Appendix I

 

Detailed Objective, Scope, and Methodology

 

The overall objective of this review was to determine whether the Wage and Investment (W&I) Division’s Automated Underreporter (AUR) Program is effectively managed to help ensure it meets its intended goals, including the evaluation of Program performance through adequate data collection, evaluation of Program deficiencies, and Program management accountability.  To accomplish this objective, we:

I.                   Determined whether the AUR Program was effectively managed to meet its annual performance goals. 

A.    Interviewed AUR Program management and reviewed various national- and campus-level management information reports to determine whether management used regularly collected timely and credible performance information to manage the AUR Program and improve performance.  We did not audit the reliability of the data contained in the management information reports.

B.     Interviewed AUR Program management and reviewed various national- and campus-level management information reports to determine whether the quality assurance process for the AUR Program ensured performance measures accurately reflected the Program’s performance. 

II.                Determined whether the AUR Program Manager and the AUR campus managers were held accountable for performance results.

A.    Obtained and reviewed the Fiscal Year (FY) 2004 Internal Revenue Service manager performance standards and additional AUR Program expectations for the AUR Program Manager and the AUR campus managers involved in processing the AUR workload.

B.     Compared the manager performance standards and additional expectations to the AUR Program’s FY 2004 performance goals to determine whether the manager performance standards and additional expectations were linked to the Program’s annual performance goals.

III.             Determined whether Reporting Compliance function management had taken meaningful steps to evaluate AUR Program management effectiveness and address management deficiencies.

A.    Interviewed Reporting Compliance function management to determine how they monitored the AUR Program.

B.     Reviewed the W&I Division Business Performance Review Reports for FY 2003 and the first two quarters of FY 2004 to determine whether the AUR Program was effectively managed and whether any management deficiencies were identified during the reviews.

C.     Reviewed operational reviews conducted by Reporting Compliance function management at the Austin, Texas, and Fresno, California, campuses to evaluate Program management effectiveness and identify any management deficiencies in the AUR Program.

 

Appendix II

 

Major Contributors to This Report

 

Michael R. Phillips, Assistant Inspector General for Audit (Wage and Investment Income Programs)

Mary V. Baker, Director

James D. O’Hara, Audit Manager

Gwendolyn Green, Lead Auditor

Sharon Summers, Senior Auditor

Sylvia Sloan-Copeland, Auditor

 

Appendix III

 

Report Distribution List

 

Commissioner  C

Office of the Commissioner – Attn:  Chief of Staff  C

Deputy Commissioner for Services and Enforcement  SE 

Deputy Commissioner, Wage and Investment Division  SE:W

Director, Compliance, Wage and Investment Division  SE:W:CP

Director, Strategy and Finance, Wage and Investment Division  SE:W:S

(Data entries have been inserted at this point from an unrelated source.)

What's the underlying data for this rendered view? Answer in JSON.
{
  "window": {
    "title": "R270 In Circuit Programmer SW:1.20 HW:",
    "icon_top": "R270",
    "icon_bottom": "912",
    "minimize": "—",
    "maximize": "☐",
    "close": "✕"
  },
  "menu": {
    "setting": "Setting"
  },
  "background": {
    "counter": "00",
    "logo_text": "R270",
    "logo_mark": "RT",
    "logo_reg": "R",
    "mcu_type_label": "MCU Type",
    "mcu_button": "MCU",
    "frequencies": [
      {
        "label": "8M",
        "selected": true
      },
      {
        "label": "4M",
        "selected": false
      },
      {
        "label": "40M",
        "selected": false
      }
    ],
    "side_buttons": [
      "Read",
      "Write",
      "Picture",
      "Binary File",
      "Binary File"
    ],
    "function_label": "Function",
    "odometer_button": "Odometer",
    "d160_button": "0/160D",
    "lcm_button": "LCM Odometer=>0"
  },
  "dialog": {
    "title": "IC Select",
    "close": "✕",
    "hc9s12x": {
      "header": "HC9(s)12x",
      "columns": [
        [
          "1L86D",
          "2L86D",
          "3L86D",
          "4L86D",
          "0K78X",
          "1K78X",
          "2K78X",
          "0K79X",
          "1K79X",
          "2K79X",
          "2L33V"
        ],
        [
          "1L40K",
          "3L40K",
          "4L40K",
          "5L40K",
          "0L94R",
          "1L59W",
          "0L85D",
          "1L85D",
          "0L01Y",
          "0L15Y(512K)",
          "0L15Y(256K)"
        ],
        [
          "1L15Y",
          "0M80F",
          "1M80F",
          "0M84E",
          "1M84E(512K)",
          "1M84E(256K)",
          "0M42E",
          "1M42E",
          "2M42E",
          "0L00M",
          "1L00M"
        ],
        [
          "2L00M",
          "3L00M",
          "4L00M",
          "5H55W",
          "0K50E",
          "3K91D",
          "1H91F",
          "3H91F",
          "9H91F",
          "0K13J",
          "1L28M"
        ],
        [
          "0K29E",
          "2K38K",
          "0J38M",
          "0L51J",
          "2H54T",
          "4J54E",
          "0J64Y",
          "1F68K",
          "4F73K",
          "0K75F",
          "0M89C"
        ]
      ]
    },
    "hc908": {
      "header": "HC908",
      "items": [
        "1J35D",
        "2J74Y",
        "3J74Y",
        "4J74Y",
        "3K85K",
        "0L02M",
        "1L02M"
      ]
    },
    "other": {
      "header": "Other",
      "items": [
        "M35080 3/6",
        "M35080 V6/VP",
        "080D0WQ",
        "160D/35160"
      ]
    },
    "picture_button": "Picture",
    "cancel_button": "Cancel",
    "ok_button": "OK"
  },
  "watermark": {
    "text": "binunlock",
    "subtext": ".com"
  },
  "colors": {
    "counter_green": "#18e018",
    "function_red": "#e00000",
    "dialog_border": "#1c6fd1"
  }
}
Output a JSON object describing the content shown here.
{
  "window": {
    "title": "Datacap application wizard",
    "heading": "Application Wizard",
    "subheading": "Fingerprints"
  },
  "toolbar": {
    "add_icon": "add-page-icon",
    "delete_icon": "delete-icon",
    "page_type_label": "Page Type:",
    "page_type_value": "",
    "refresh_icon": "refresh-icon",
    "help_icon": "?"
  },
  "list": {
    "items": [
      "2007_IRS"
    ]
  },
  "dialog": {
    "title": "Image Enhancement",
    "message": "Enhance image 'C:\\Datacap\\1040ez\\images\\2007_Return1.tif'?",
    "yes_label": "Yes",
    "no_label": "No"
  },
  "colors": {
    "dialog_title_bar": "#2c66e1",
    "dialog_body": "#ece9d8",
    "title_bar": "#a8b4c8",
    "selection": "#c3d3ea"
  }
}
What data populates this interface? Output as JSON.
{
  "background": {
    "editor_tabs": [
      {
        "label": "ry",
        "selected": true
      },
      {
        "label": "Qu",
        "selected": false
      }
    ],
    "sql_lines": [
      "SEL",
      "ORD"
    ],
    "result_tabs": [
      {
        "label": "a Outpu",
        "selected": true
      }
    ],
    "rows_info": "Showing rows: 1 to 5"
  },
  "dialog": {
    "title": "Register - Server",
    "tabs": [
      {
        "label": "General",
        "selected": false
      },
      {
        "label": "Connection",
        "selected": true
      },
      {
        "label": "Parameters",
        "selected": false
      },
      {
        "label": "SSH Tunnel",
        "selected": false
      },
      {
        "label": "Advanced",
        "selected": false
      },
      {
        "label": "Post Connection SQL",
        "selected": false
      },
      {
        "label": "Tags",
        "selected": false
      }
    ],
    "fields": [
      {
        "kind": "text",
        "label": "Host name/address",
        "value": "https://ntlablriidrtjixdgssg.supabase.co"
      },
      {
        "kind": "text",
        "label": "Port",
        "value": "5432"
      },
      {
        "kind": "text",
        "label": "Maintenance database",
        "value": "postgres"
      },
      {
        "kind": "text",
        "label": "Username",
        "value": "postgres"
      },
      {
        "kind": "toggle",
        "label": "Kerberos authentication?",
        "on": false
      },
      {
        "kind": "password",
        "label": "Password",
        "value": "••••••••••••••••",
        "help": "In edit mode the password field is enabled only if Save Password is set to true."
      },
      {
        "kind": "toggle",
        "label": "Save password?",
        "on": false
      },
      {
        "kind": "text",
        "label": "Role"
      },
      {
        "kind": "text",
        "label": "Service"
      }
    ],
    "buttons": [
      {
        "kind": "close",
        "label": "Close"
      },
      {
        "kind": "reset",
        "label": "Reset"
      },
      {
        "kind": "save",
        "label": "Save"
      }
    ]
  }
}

Chief, Performance Improvement, Wage and Investment Division  SE:W:S:PI

Director, Reporting Compliance, Wage and Investment Division  SE:W:CP:RC

Chief Counsel  CC

National Taxpayer Advocate  TA

Director, Office of Legislative Affairs  CL:LA

Director, Office of Program Evaluation and Risk Analysis  RAS:O

Office of Management Controls  OS:CFO:AR:M

Audit Liaison:  Senior Operations Advisor, Wage and Investment Division  SE:W:S